» **Task objective**: Using the records below, report how many lines include "Epson", and give no more than the number.

» **Collected data entries**:

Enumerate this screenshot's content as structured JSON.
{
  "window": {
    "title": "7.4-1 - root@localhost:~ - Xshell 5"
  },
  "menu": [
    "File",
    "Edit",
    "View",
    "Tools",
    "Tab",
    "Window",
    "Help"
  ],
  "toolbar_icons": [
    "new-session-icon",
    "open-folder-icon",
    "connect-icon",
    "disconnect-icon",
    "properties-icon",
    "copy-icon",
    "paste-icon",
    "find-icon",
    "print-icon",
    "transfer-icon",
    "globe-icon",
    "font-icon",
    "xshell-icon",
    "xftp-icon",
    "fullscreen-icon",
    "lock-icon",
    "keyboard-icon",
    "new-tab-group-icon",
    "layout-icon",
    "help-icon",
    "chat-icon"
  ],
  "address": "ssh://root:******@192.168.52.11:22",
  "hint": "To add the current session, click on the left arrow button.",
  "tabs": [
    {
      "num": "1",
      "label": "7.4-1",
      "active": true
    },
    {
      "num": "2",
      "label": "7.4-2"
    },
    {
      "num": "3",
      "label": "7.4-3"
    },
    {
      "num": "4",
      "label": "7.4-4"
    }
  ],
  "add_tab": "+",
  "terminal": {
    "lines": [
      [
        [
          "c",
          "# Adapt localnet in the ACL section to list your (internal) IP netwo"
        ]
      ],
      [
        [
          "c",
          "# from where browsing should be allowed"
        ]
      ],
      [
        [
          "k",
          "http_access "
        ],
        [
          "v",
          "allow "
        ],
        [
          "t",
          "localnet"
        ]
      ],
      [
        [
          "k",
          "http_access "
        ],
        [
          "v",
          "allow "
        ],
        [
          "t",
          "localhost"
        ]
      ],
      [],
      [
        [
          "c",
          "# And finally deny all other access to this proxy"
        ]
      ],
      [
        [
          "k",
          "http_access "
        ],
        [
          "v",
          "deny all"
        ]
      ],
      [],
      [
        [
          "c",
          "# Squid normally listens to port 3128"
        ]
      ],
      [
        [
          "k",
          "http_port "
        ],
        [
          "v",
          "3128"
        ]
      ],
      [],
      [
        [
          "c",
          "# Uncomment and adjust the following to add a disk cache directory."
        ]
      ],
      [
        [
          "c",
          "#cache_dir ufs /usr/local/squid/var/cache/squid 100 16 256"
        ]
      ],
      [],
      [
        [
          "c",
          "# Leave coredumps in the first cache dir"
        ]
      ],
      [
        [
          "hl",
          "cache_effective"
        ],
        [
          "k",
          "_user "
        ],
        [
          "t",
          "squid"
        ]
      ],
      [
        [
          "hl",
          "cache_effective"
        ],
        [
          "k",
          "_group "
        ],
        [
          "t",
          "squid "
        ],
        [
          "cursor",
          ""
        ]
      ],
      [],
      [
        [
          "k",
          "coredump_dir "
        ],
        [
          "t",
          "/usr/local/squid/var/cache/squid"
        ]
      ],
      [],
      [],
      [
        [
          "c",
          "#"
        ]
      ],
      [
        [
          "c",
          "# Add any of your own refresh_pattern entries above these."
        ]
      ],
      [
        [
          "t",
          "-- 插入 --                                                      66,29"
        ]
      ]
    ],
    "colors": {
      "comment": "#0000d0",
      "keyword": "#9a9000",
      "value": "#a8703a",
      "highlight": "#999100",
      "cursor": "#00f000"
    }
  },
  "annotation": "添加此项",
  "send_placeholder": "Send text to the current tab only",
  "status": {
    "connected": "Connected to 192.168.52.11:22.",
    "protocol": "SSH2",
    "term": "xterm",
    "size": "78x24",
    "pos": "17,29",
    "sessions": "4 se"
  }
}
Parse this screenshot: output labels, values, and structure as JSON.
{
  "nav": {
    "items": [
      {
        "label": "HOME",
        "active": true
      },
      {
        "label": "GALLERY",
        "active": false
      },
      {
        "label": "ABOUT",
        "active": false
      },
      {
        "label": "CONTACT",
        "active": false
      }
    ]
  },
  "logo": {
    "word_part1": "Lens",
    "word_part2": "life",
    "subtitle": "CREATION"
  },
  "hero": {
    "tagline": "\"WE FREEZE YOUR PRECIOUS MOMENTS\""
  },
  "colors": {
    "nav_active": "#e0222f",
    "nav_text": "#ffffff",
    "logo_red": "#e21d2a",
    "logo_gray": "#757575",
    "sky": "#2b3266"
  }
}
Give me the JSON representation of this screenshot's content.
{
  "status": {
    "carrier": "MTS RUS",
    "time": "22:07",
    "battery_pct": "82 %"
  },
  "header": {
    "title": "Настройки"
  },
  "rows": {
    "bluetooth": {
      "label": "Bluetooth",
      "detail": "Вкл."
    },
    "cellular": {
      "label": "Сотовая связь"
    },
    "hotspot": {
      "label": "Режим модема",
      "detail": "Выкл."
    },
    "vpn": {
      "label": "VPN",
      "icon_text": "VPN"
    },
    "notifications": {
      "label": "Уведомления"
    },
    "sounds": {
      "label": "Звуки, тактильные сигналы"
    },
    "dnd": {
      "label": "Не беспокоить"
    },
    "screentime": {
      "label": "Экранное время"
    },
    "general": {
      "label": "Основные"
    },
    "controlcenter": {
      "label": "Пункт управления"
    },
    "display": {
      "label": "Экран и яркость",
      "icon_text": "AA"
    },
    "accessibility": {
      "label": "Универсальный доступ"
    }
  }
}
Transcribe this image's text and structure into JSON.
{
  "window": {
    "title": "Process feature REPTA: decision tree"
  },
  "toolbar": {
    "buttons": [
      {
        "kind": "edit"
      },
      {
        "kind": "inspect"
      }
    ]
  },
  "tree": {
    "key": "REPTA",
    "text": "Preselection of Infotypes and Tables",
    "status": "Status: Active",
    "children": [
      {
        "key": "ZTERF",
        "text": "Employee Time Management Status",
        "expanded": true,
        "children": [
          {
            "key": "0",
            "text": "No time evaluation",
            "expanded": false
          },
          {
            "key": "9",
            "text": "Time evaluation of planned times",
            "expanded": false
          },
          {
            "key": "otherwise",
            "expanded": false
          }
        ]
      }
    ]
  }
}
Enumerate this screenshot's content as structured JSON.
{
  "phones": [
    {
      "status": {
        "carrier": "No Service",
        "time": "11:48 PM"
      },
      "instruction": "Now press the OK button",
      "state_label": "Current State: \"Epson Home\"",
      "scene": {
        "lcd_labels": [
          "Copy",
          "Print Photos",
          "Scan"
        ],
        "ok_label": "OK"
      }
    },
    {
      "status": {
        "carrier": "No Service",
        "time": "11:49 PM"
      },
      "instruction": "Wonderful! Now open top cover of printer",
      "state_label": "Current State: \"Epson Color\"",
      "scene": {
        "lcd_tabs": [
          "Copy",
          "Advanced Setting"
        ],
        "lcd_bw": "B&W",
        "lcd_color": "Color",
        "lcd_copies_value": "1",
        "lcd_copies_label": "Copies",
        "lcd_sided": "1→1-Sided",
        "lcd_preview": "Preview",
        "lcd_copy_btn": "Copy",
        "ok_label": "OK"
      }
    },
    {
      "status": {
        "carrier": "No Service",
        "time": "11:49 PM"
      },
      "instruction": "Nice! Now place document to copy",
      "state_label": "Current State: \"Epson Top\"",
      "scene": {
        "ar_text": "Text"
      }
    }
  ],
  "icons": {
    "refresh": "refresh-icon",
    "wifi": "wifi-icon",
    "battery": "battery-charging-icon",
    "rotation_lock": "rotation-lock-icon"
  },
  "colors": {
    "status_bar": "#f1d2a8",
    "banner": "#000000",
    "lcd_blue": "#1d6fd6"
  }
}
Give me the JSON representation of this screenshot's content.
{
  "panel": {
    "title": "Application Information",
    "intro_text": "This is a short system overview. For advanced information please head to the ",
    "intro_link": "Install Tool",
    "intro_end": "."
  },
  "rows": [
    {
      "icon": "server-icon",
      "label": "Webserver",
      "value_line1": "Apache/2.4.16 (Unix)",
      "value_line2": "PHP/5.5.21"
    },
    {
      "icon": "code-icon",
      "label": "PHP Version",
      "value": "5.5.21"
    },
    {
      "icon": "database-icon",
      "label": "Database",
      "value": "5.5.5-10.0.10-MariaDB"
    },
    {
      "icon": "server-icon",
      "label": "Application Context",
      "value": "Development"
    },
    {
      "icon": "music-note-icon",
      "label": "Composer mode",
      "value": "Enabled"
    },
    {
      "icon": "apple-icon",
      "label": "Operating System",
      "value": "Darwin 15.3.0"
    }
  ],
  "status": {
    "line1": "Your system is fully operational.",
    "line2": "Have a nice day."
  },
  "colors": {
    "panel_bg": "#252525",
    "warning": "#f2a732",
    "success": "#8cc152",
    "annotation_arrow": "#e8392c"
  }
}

» **Result below**: 3